Grootrivierpoort provided all participants with the opportunity to get acquainted with one another, and with the nature of the challenge ahead. One by one, Defenders trickled into the picturesque campsite, until eventually we had all gathered around the fire, eager to down some chops and dops in anticipation of the long haul ahead.
Despite the name, the Defender Trophy isn’t a driving competition. Far from it, in fact! Anyone planning to pilot a rickety old Landy through the Baviaanskloof needs to be a competent off-roader, but the Trophy tests your mind far more than your donga-dodging.
At the start of each day, each team is given a quiz sheet with questions tied to specific GPS locations along the route. You really need to know your nature – and your Land Rover history! The quiz keeps things exciting during the long sections of tricky trails, and the promise of epic prizes keeps the competitive spirit fierce.
Pictures by Richard van Ryneveld
Participants ranged from thrill-seeking families, like Patrick Lawson and his two boys, to event sponsors taking a more hands-on approach, like Ryler Masterton of Masterton’s Coffee, and Arno Steyn and his Pon Steyn crew. There were some familiar faces, too! Justin Bean and Samantha Frost seemed pretty chuffed with the Ironman 4×4 gear they had won through our #SA4x4OverlandImages Instagram competition.
After a quick briefing from Johan and frantic plastering of sponsor stickers on our already-filthy vehicles, it was time to set off for Rooihoek Campsite − via Patensie and a large chunk of the Baviaanskloof Nature Reserve. After refuelling in the small town, we entered the reserve and prepared for our minds to be blown. We weren’t disappointed.
The day gave us lush, green valleys and Nguni cow-specked hilltops in equal measure, with plenty of photo opportunities around each bend. It’s quite tough to keep your eyes on the road when there’s such immense beauty in every direction! We were thankful, though, that the first day passed without incident, despite the state of the trail on the approach to the campsite.
Rooihoek, as the name suggests, lies on the banks of a particularly picturesque bend in the Kouga River. It’s maintained by Eastern Cape Parks, and features little more than well-worn stands and a couple of conspicuously door-less eco loos. What more could you ask for?
The river has carved its way through the mountains, and the freshwater is so fresh, in fact, that it makes a good bath after a long day of bundu-bashing. Just ask resident Defender Trophy maniac, Nick Smart!
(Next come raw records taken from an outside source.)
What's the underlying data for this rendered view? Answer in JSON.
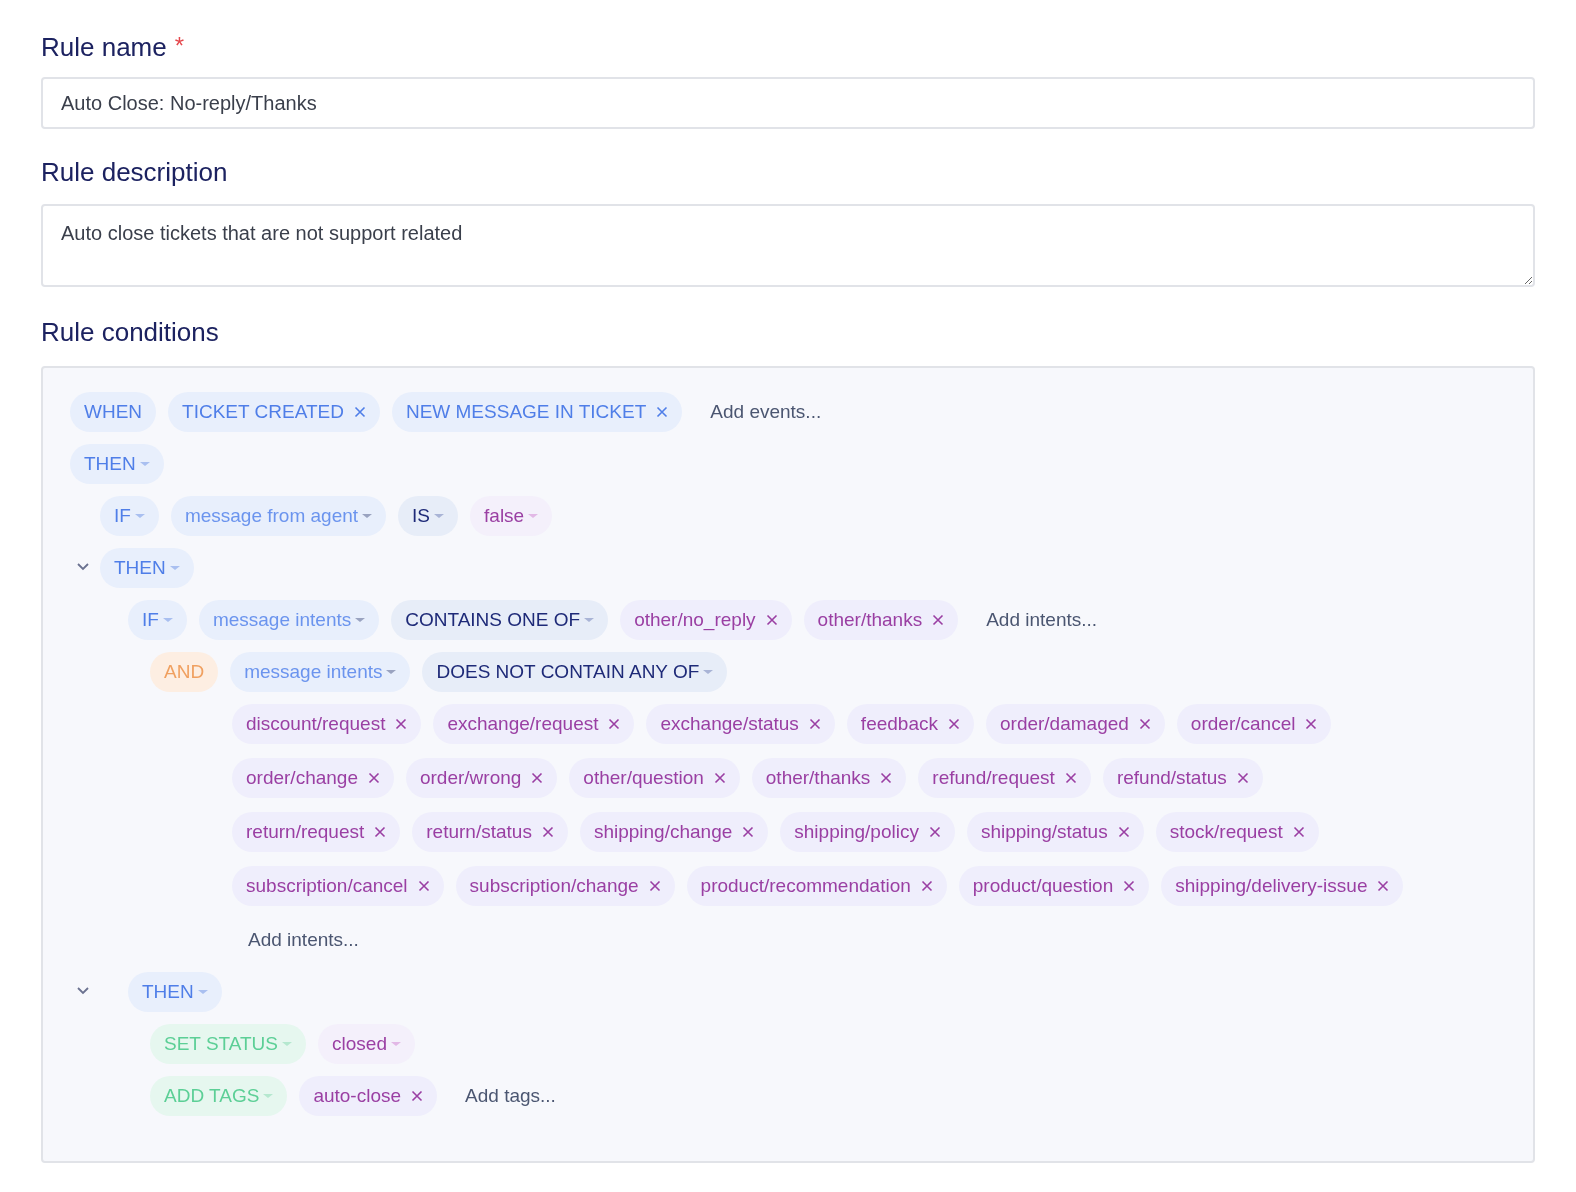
{
  "rule_name": {
    "label": "Rule name",
    "required_mark": "*",
    "value": "Auto Close: No-reply/Thanks"
  },
  "rule_description": {
    "label": "Rule description",
    "value": "Auto close tickets that are not support related"
  },
  "rule_conditions": {
    "label": "Rule conditions",
    "rows": [
      {
        "chips": [
          {
            "kind": "keyword",
            "text": "WHEN"
          },
          {
            "kind": "keyword",
            "text": "TICKET CREATED",
            "removable": true
          },
          {
            "kind": "keyword",
            "text": "NEW MESSAGE IN TICKET",
            "removable": true
          },
          {
            "kind": "add",
            "text": "Add events..."
          }
        ]
      },
      {
        "chips": [
          {
            "kind": "keyword",
            "text": "THEN",
            "dropdown": true
          }
        ],
        "children": [
          {
            "chips": [
              {
                "kind": "keyword",
                "text": "IF",
                "dropdown": true
              },
              {
                "kind": "field",
                "text": "message from agent",
                "dropdown": true
              },
              {
                "kind": "operator",
                "text": "IS",
                "dropdown": true
              },
              {
                "kind": "boolean",
                "text": "false",
                "dropdown": true
              }
            ]
          },
          {
            "expanded": true,
            "chips": [
              {
                "kind": "keyword",
                "text": "THEN",
                "dropdown": true
              }
            ],
            "children": [
              {
                "chips": [
                  {
                    "kind": "keyword",
                    "text": "IF",
                    "dropdown": true
                  },
                  {
                    "kind": "field",
                    "text": "message intents",
                    "dropdown": true
                  },
                  {
                    "kind": "operator",
                    "text": "CONTAINS ONE OF",
                    "dropdown": true
                  },
                  {
                    "kind": "value",
                    "text": "other/no_reply",
                    "removable": true
                  },
                  {
                    "kind": "value",
                    "text": "other/thanks",
                    "removable": true
                  },
                  {
                    "kind": "add",
                    "text": "Add intents..."
                  }
                ],
                "children": [
                  {
                    "chips": [
                      {
                        "kind": "conjunction",
                        "text": "AND"
                      },
                      {
                        "kind": "field",
                        "text": "message intents",
                        "dropdown": true
                      },
                      {
                        "kind": "operator",
                        "text": "DOES NOT CONTAIN ANY OF",
                        "dropdown": true
                      }
                    ],
                    "values": [
                      {
                        "kind": "value",
                        "text": "discount/request",
                        "removable": true
                      },
                      {
                        "kind": "value",
                        "text": "exchange/request",
                        "removable": true
                      },
                      {
                        "kind": "value",
                        "text": "exchange/status",
                        "removable": true
                      },
                      {
                        "kind": "value",
                        "text": "feedback",
                        "removable": true
                      },
                      {
                        "kind": "value",
                        "text": "order/damaged",
                        "removable": true
                      },
                      {
                        "kind": "value",
                        "text": "order/cancel",
                        "removable": true
                      },
                      {
                        "kind": "value",
                        "text": "order/change",
                        "removable": true
                      },
                      {
                        "kind": "value",
                        "text": "order/wrong",
                        "removable": true
                      },
                      {
                        "kind": "value",
                        "text": "other/question",
                        "removable": true
                      },
                      {
                        "kind": "value",
                        "text": "other/thanks",
                        "removable": true
                      },
                      {
                        "kind": "value",
                        "text": "refund/request",
                        "removable": true
                      },
                      {
                        "kind": "value",
                        "text": "refund/status",
                        "removable": true
                      },
                      {
                        "kind": "value",
                        "text": "return/request",
                        "removable": true
                      },
                      {
                        "kind": "value",
                        "text": "return/status",
                        "removable": true
                      },
                      {
                        "kind": "value",
                        "text": "shipping/change",
                        "removable": true
                      },
                      {
                        "kind": "value",
                        "text": "shipping/policy",
                        "removable": true
                      },
                      {
                        "kind": "value",
                        "text": "shipping/status",
                        "removable": true
                      },
                      {
                        "kind": "value",
                        "text": "stock/request",
                        "removable": true
                      },
                      {
                        "kind": "value",
                        "text": "subscription/cancel",
                        "removable": true
                      },
                      {
                        "kind": "value",
                        "text": "subscription/change",
                        "removable": true
                      },
                      {
                        "kind": "value",
                        "text": "product/recommendation",
                        "removable": true
                      },
                      {
                        "kind": "value",
                        "text": "product/question",
                        "removable": true
                      },
                      {
                        "kind": "value",
                        "text": "shipping/delivery-issue",
                        "removable": true
                      },
                      {
                        "kind": "add",
                        "text": "Add intents..."
                      }
                    ]
                  }
                ]
              },
              {
                "expanded": true,
                "chips": [
                  {
                    "kind": "keyword",
                    "text": "THEN",
                    "dropdown": true
                  }
                ],
                "children": [
                  {
                    "chips": [
                      {
                        "kind": "action",
                        "text": "SET STATUS",
                        "dropdown": true
                      },
                      {
                        "kind": "boolean",
                        "text": "closed",
                        "dropdown": true
                      }
                    ]
                  },
                  {
                    "chips": [
                      {
                        "kind": "action",
                        "text": "ADD TAGS",
                        "dropdown": true
                      },
                      {
                        "kind": "value",
                        "text": "auto-close",
                        "removable": true
                      },
                      {
                        "kind": "add",
                        "text": "Add tags..."
                      }
                    ]
                  }
                ]
              }
            ]
          }
        ]
      }
    ]
  }
}
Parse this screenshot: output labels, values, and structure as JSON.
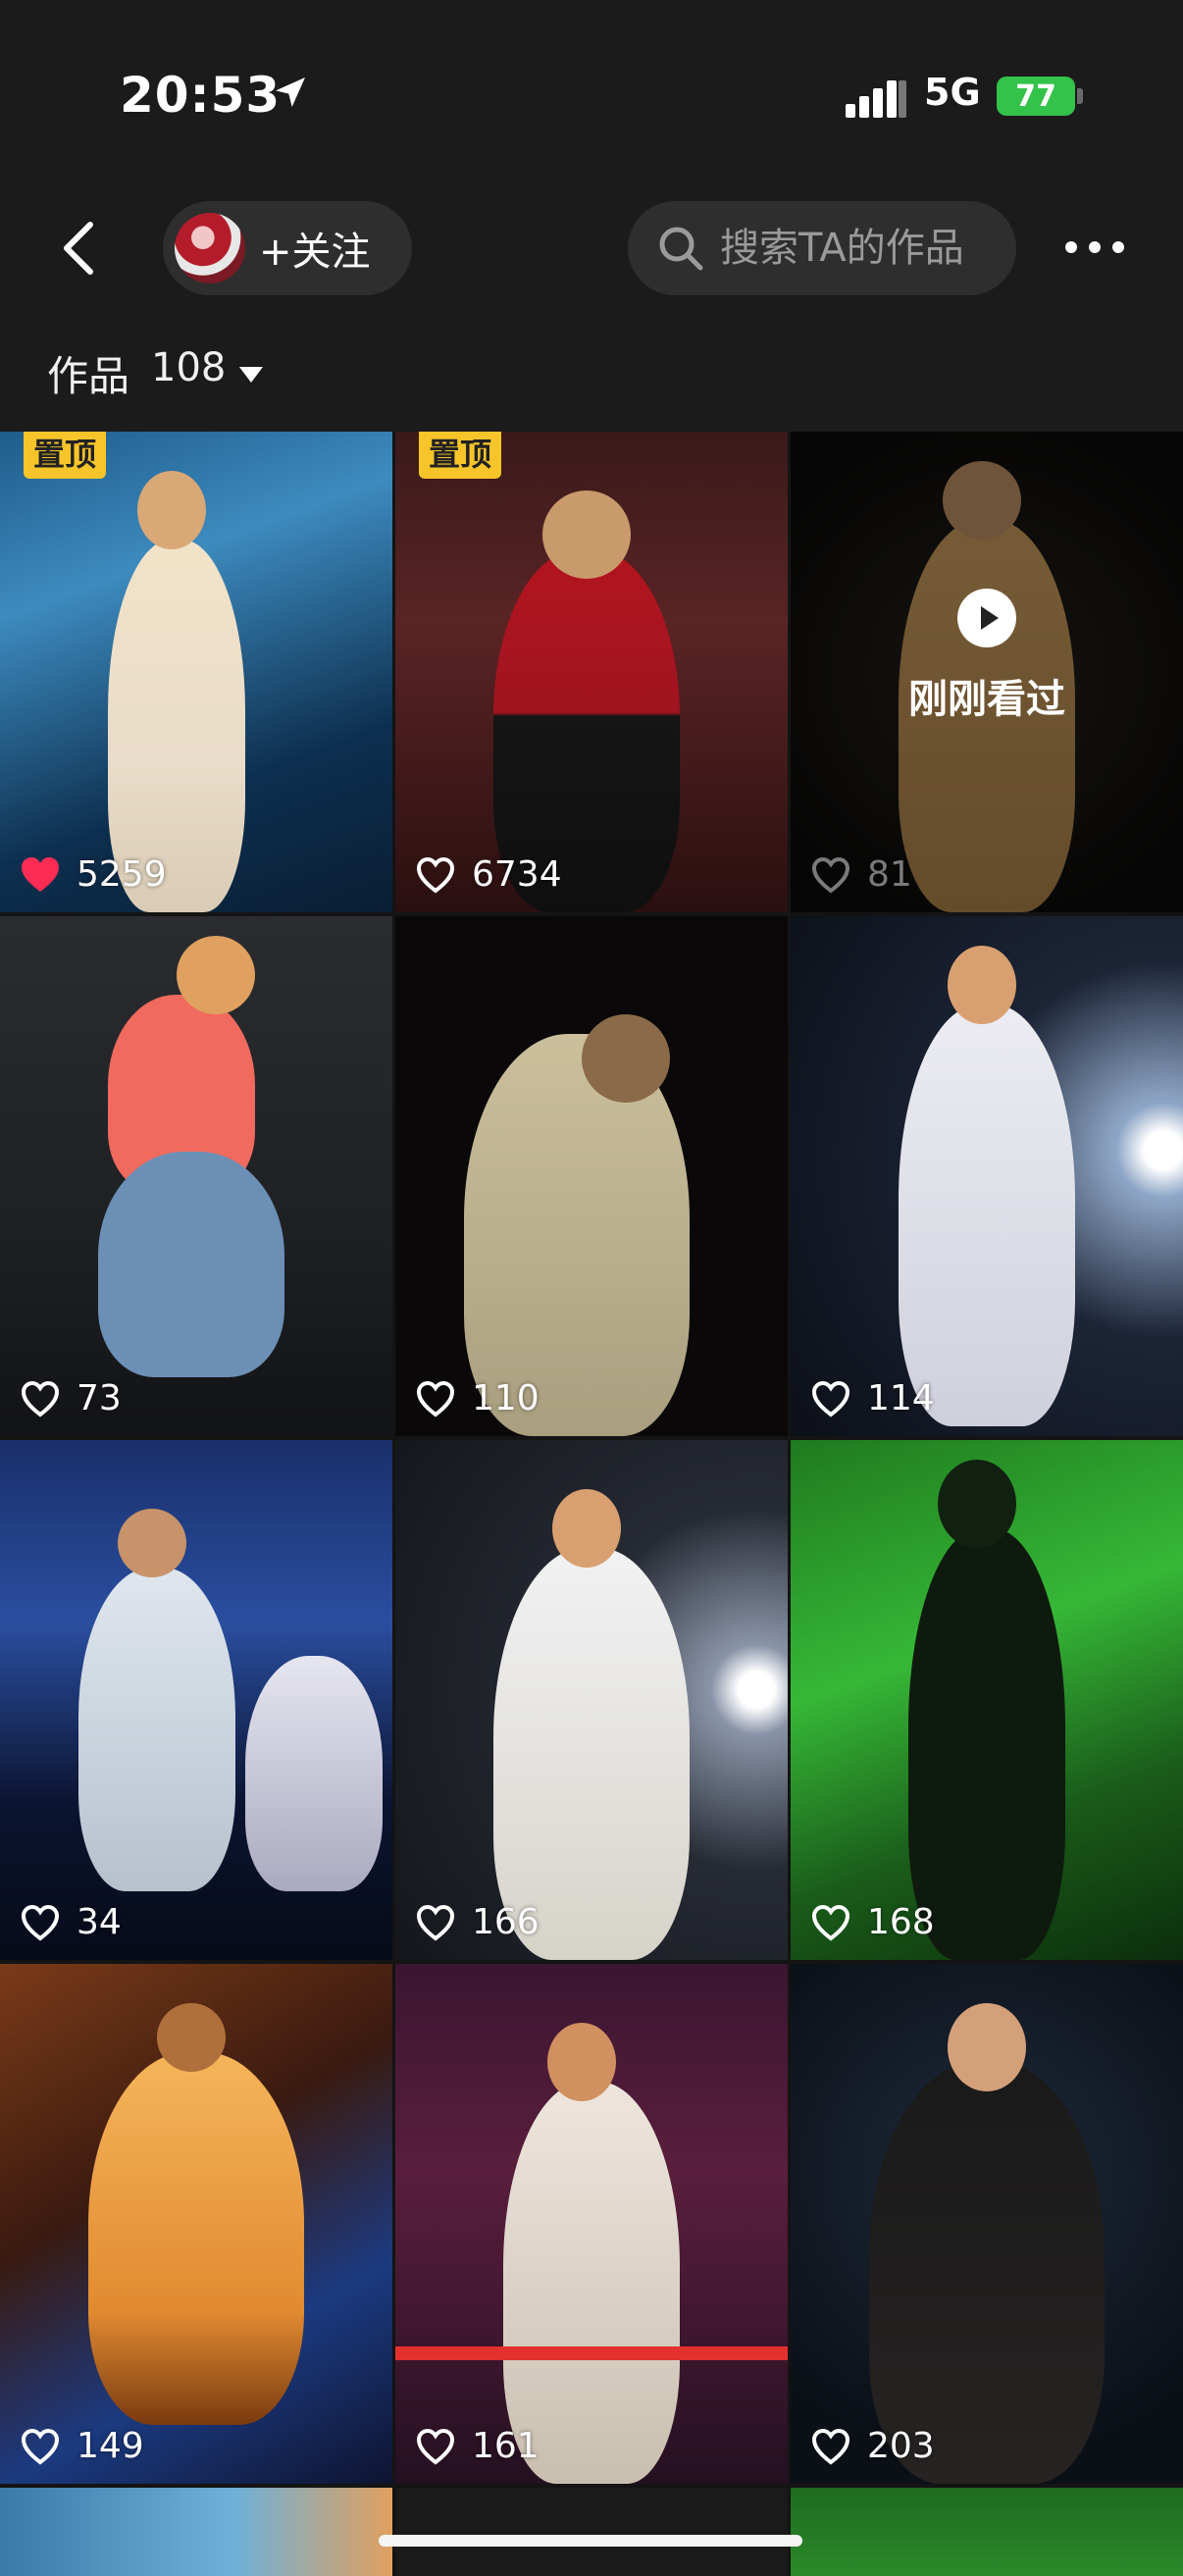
{
  "status_bar": {
    "time": "20:53",
    "network": "5G",
    "battery": "77",
    "icons": [
      "location-arrow-icon",
      "signal-icon",
      "battery-icon"
    ]
  },
  "header": {
    "back_icon": "chevron-left-icon",
    "follow_label": "+关注",
    "search_placeholder": "搜索TA的作品",
    "more_icon": "more-dots-icon"
  },
  "works": {
    "label": "作品",
    "count": "108",
    "dropdown_icon": "caret-down-icon"
  },
  "colors": {
    "background": "#141414",
    "header": "#1b1b1b",
    "pill": "#2e2e2e",
    "liked_heart": "#fe2c55",
    "pinned_badge": "#f7c52a",
    "battery": "#33c24a"
  },
  "grid": {
    "tiles": [
      {
        "likes": "5259",
        "pinned": "置顶",
        "liked": true
      },
      {
        "likes": "6734",
        "pinned": "置顶",
        "liked": false
      },
      {
        "likes": "81",
        "seen_label": "刚刚看过",
        "liked": false
      },
      {
        "likes": "73",
        "liked": false
      },
      {
        "likes": "110",
        "liked": false
      },
      {
        "likes": "114",
        "liked": false
      },
      {
        "likes": "34",
        "liked": false
      },
      {
        "likes": "166",
        "liked": false
      },
      {
        "likes": "168",
        "liked": false
      },
      {
        "likes": "149",
        "liked": false
      },
      {
        "likes": "161",
        "liked": false
      },
      {
        "likes": "203",
        "liked": false
      }
    ]
  }
}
The nature of the campsite meant that there would be no big campfire for the evening, but Richard and I did sit down for a fat chat with Len van der Merwe and Andre Fourie, two Noord-Kaapenaars who embody the spirit of the event – exploring new, exciting places with like-minded Landy lovers. It’s great people like them that make these gatherings worthwhile. As Richard says, other manufacturers must ‘itch with envy’ of the camaraderie found between Land Rover owners.
Richard and I shared a lovely old, two-door Defender 110 TDI. It has a solid wood panel installed in the back, which turned out to be the ideal bed for Rich. We used the space under the panel for storage, fishing the wanted things out with any stick we could find. The jerry tanks looked mean, but Johan’s planning meant that they were never required. Most important was that the Landy went like the wind, tearing up tar and gravel alike. Diff-lock was needed only once, and it did its job admirably. Defenders are tough old things to love, but once the bug has bitten, it’s an itch you never get rid of.
A big thanks to Pon Steyn Motors for lending us the vehicle. If you’re ever in Somerset West, pop in at the workshop and gape in awe at their collection of Land Rovers, Unimogs and military vehicles. Their service is also the best around, so give them a call if when your old chugger needs some repairs. Call 021 858 1740, or visit www.ponsteyn.co.za.
For the full adventure, be sure to grab a copy of the December issue of SA4x4 Magazine, on shelves now!